══ Extracted material ══

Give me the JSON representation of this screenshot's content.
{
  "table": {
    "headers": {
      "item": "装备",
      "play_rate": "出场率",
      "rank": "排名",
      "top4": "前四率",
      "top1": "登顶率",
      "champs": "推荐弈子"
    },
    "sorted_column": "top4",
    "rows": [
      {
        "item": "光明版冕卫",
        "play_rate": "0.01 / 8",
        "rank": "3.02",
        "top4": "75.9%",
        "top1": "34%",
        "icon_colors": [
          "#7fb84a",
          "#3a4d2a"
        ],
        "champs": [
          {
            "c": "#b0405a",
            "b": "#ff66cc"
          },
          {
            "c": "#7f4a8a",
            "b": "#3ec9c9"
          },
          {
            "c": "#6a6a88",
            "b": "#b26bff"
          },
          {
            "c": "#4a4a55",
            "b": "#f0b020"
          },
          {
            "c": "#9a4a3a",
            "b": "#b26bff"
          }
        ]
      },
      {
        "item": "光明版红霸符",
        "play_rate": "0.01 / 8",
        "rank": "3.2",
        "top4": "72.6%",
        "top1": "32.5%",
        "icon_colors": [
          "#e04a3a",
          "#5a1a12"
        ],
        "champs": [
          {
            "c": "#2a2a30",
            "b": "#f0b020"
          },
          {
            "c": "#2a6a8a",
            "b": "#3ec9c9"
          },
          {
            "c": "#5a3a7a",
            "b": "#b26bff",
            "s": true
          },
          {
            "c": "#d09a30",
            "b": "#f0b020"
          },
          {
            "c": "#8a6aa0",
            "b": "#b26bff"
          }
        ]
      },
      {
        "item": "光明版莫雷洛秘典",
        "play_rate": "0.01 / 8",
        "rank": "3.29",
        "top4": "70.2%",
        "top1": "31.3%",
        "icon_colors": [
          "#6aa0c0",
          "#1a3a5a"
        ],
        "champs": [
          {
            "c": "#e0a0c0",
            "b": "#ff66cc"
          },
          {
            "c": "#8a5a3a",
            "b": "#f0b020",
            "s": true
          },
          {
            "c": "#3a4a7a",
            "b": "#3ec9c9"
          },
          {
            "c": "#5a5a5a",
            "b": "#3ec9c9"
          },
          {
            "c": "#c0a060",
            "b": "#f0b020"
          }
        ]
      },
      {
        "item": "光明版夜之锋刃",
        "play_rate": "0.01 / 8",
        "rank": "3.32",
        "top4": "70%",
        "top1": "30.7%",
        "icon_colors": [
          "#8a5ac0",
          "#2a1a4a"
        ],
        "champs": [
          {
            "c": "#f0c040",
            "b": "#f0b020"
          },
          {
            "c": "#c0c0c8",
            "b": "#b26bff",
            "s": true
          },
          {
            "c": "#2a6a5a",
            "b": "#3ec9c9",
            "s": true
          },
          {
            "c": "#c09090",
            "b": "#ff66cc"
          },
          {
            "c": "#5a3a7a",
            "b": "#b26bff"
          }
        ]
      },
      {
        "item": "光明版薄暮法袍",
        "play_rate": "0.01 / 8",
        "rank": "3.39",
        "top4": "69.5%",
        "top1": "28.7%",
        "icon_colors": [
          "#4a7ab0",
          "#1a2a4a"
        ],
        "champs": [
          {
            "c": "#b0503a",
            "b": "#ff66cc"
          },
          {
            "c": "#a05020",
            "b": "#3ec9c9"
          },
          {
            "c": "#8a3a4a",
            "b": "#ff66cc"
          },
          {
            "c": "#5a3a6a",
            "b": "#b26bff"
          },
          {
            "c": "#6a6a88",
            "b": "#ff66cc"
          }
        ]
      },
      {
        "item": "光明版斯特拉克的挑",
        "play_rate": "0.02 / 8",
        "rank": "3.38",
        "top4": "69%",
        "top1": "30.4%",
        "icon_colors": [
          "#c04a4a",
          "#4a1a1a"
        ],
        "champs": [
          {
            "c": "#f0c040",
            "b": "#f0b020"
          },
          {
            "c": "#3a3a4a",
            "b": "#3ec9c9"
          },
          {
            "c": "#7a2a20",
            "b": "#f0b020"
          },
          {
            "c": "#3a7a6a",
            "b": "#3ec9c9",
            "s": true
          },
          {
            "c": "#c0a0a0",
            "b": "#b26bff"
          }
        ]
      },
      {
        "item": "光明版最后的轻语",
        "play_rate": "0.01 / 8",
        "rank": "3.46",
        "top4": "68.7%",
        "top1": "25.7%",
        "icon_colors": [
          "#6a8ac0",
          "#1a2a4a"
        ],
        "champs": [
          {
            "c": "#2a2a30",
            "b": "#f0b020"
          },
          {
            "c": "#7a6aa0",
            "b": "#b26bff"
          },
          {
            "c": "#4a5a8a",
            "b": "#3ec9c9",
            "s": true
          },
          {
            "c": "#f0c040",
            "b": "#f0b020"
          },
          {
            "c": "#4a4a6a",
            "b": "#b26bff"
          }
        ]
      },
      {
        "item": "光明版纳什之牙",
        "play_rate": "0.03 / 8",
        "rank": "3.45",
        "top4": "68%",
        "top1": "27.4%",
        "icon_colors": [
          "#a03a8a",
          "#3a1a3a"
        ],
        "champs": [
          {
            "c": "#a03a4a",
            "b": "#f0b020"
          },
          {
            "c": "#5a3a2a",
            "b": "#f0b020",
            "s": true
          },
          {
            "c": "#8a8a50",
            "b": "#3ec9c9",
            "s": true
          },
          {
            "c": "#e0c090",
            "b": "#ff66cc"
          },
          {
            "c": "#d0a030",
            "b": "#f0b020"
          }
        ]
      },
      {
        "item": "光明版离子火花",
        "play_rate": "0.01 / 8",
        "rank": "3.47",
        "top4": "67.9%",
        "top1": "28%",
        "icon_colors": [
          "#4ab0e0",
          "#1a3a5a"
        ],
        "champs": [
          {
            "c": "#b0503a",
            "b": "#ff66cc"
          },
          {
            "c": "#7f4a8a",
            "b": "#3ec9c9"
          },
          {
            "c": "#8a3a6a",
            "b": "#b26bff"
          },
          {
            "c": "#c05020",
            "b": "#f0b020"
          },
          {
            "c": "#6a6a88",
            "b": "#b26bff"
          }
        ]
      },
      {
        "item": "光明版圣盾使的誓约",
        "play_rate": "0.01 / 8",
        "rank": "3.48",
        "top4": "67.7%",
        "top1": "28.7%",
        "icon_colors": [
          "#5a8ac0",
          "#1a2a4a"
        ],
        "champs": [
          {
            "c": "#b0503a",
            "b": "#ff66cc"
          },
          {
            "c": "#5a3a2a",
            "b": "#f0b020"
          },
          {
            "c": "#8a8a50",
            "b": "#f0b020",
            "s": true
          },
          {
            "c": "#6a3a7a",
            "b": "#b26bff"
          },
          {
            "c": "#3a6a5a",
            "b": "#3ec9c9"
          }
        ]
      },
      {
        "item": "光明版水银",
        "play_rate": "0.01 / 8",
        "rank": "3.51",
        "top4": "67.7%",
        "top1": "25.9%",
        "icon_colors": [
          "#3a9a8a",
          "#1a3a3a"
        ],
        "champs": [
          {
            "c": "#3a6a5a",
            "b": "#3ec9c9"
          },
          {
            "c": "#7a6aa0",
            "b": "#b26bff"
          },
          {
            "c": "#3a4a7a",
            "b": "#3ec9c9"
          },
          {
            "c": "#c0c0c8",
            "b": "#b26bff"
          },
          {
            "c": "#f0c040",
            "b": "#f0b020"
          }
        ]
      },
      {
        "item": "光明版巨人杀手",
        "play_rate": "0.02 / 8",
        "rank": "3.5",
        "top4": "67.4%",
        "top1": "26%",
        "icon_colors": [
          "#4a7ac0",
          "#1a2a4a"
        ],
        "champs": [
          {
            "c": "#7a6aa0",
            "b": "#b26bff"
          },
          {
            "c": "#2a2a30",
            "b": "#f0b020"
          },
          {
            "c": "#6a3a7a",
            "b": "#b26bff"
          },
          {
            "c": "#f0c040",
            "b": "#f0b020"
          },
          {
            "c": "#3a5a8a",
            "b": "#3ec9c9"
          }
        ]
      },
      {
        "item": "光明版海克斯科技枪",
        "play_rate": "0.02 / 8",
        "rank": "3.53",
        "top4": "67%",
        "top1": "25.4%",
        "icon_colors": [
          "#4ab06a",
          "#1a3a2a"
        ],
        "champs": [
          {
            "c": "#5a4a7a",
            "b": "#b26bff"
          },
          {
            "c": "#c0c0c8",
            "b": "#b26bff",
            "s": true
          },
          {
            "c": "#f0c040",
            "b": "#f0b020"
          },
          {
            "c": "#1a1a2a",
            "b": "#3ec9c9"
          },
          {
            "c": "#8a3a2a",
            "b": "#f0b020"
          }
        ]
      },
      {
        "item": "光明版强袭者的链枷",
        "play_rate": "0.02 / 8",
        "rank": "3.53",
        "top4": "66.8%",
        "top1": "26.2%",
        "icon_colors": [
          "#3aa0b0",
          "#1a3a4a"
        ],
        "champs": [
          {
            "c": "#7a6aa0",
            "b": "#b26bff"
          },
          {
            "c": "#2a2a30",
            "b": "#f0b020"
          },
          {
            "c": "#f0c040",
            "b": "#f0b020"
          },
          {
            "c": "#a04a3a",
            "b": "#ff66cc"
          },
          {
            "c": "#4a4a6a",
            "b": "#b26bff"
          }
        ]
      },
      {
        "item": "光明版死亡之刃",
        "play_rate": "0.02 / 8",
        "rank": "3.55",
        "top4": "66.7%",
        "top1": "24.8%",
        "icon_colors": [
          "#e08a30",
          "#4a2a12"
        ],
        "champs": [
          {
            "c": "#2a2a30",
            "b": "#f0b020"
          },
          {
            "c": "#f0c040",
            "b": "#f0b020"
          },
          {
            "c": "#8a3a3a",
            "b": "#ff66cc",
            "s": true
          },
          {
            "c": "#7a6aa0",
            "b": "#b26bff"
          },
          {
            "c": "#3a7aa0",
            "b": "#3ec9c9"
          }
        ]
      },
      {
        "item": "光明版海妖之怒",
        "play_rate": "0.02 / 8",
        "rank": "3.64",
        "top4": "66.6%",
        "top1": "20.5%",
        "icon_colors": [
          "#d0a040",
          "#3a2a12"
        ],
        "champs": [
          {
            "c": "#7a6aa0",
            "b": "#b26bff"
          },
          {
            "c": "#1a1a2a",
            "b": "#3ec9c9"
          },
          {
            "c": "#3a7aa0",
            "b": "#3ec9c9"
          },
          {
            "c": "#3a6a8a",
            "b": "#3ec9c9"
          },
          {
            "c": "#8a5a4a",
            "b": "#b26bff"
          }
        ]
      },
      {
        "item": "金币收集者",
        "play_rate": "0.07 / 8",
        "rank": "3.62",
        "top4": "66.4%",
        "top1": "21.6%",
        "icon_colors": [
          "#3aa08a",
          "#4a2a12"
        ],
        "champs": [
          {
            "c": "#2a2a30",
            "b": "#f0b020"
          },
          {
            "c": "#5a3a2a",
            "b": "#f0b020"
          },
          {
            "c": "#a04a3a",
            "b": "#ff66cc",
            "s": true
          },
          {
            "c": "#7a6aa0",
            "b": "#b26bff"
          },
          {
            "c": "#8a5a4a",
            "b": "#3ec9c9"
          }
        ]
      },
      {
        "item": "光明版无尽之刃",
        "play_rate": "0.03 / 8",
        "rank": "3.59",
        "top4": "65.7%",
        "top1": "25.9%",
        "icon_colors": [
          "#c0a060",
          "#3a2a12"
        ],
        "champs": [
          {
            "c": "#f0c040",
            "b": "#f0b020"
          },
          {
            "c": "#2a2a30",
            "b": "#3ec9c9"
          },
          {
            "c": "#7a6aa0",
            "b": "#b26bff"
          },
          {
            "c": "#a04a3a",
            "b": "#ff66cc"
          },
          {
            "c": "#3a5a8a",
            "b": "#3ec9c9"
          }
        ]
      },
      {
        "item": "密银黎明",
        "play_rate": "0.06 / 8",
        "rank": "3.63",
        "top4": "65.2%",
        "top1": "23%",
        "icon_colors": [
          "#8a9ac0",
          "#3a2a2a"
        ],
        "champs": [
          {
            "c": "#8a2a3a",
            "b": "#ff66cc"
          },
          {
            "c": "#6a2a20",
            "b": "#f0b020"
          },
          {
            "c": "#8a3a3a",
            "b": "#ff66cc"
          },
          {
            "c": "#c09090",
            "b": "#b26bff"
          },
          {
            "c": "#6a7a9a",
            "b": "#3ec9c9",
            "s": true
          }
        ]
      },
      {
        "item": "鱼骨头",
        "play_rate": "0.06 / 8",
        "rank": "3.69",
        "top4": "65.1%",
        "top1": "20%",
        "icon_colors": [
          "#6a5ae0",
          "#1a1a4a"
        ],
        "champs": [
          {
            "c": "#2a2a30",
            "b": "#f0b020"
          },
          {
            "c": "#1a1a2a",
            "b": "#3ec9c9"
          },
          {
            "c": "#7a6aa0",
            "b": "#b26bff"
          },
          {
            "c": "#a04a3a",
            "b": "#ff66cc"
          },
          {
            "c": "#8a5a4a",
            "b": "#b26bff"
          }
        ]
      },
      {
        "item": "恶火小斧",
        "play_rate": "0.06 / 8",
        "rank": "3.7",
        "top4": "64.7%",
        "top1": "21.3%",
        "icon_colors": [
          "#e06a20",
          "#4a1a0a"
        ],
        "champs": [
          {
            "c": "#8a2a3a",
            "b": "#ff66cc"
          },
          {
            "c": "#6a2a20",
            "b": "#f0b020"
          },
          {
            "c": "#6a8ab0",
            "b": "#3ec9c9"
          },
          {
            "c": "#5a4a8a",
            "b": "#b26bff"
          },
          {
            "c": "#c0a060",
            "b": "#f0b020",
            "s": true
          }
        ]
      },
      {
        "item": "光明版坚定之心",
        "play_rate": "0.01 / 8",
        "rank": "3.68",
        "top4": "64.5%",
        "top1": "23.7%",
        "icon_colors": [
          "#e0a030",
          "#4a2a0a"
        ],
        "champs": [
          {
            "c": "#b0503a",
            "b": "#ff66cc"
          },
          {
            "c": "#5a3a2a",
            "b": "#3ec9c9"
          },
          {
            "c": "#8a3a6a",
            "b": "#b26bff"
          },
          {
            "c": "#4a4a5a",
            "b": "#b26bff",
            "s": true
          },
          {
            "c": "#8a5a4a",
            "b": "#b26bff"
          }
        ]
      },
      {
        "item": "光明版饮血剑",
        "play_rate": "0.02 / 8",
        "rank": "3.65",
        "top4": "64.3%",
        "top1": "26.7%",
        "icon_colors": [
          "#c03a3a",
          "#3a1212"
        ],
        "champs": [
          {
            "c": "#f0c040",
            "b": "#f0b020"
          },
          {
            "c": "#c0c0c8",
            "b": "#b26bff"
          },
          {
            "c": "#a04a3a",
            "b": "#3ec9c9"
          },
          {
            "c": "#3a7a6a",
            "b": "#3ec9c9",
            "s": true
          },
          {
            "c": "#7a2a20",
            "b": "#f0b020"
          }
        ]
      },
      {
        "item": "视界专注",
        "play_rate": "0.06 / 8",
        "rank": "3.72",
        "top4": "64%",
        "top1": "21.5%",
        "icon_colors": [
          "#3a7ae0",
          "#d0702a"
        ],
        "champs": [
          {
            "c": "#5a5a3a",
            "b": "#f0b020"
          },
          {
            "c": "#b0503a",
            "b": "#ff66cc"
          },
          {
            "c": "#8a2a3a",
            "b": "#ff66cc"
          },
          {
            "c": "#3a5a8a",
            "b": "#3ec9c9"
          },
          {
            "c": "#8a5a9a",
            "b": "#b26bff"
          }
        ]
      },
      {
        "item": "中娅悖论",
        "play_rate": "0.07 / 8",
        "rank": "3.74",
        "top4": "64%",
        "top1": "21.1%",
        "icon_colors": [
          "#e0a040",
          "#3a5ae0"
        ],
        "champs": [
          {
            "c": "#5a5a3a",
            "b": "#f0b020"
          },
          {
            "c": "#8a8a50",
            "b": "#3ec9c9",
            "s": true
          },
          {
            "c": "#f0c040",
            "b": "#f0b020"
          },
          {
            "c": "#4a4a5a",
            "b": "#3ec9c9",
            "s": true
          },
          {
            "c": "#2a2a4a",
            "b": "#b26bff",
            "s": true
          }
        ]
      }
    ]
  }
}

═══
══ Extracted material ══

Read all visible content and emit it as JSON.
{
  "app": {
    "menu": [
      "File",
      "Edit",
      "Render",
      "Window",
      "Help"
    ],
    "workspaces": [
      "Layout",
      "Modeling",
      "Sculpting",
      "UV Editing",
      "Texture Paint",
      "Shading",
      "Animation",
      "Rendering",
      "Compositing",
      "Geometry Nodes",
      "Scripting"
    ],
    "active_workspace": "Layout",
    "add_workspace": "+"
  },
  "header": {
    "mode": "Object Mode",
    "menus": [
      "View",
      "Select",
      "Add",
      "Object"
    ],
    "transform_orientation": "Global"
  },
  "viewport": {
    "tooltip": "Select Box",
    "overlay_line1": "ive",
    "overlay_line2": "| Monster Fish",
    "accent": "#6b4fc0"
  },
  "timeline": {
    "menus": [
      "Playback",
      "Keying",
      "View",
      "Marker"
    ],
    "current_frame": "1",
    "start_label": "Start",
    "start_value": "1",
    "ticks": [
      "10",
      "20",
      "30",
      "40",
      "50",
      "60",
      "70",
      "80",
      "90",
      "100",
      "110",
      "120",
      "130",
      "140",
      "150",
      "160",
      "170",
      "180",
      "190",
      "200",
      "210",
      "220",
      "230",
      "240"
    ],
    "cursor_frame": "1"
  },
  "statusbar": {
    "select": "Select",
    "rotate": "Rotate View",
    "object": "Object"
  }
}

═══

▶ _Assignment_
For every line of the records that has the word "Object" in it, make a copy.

▶ _Output for this exercise_
    "mode": "Object Mode",
      "Object"
    "object": "Object"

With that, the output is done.